* [Directions for this task]:
Determine how many lines in the records include "zoom". Write the number and nothing more.

[Collected data]
......

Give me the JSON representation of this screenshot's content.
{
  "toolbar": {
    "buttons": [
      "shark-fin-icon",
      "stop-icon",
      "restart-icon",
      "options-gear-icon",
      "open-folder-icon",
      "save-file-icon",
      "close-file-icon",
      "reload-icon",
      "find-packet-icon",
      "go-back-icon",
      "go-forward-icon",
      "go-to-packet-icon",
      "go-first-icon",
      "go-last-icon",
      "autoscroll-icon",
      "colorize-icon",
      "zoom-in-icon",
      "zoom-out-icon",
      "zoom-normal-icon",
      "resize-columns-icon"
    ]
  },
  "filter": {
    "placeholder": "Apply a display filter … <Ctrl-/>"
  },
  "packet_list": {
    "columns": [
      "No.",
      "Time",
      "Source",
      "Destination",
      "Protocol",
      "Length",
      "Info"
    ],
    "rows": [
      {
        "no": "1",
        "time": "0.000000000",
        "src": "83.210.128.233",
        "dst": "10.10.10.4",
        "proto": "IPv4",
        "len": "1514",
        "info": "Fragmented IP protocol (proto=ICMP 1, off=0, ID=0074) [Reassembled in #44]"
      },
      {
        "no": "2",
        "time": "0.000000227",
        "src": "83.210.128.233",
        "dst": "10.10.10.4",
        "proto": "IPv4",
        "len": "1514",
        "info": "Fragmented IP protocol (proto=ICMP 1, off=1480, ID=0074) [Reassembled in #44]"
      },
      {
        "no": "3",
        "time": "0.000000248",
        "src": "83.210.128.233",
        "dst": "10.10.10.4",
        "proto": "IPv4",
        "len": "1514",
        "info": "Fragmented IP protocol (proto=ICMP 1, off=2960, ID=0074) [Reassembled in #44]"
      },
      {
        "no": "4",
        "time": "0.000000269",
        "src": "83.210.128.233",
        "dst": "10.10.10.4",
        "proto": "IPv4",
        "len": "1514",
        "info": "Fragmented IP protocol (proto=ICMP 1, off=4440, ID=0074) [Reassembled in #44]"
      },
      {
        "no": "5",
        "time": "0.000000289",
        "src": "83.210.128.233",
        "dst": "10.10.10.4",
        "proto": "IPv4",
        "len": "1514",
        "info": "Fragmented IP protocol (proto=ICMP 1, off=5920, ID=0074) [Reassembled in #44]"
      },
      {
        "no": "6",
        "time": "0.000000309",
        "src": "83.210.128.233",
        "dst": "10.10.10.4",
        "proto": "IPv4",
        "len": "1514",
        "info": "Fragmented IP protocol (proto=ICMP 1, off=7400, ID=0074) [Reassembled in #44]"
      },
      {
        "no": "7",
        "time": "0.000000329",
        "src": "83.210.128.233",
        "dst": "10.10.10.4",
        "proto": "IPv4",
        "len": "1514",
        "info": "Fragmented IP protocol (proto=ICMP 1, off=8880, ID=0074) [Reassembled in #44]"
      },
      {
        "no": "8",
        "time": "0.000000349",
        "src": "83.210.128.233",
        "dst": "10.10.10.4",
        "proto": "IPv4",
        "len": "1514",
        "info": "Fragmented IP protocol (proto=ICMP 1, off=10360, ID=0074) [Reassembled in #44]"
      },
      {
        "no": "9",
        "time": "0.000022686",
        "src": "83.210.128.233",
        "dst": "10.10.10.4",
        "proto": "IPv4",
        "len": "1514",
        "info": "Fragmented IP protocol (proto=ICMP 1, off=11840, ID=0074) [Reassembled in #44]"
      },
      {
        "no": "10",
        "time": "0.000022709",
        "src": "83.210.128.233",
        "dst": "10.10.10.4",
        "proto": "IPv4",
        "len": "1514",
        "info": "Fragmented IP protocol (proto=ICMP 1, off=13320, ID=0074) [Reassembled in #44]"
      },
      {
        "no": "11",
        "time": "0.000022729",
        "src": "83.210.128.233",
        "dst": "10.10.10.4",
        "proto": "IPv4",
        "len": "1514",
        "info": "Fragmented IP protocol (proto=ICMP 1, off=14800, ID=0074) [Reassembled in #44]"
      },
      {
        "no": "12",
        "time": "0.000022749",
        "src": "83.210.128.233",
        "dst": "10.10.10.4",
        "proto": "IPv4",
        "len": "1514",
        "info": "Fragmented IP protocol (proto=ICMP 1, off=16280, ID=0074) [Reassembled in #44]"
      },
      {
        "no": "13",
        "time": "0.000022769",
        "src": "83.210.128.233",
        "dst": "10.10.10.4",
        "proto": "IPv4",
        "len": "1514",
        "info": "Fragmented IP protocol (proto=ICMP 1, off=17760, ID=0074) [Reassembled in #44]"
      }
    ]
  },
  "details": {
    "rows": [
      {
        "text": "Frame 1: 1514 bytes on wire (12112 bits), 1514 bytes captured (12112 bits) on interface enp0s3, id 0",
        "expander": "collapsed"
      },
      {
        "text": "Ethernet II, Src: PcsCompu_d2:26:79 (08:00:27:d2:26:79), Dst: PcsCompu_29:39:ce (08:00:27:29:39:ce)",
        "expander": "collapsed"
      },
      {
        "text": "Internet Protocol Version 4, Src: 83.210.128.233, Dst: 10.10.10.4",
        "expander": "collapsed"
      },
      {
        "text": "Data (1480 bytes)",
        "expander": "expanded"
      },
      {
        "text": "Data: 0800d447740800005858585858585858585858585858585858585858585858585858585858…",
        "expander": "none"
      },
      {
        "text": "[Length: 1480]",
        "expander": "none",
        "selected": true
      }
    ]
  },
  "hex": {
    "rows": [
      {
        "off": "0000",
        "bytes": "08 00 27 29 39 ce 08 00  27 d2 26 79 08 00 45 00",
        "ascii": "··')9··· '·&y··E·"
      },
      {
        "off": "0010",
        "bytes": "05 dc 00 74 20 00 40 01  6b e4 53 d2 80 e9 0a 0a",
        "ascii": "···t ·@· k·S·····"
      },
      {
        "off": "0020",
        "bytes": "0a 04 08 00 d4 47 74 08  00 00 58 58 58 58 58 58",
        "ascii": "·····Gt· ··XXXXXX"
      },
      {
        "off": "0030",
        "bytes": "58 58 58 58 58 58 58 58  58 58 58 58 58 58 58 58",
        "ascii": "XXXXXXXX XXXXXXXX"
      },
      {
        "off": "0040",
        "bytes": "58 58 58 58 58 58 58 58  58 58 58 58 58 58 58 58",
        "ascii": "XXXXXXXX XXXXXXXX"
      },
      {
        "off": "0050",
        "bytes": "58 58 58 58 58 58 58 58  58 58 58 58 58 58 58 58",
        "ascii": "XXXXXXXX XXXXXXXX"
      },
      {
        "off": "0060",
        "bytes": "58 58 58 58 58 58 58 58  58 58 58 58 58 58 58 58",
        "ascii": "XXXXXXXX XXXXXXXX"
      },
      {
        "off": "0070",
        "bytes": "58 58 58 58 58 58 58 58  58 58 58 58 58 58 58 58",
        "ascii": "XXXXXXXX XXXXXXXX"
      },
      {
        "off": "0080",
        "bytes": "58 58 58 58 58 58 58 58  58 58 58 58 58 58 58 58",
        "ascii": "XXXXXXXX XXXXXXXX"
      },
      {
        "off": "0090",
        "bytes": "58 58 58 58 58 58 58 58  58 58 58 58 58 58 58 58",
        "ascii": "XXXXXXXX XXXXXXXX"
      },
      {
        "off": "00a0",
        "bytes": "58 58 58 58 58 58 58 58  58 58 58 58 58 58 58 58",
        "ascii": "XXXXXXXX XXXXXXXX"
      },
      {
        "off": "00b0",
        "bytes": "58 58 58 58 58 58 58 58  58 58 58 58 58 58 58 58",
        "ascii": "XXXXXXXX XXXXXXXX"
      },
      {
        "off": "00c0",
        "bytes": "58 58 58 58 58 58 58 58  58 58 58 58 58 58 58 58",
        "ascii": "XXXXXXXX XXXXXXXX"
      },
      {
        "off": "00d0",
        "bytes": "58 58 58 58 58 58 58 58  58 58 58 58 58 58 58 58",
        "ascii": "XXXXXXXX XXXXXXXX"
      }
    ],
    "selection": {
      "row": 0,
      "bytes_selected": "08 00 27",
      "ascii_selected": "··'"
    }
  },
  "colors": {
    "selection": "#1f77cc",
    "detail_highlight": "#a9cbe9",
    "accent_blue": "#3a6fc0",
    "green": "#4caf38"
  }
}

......

* [Task solution]:
3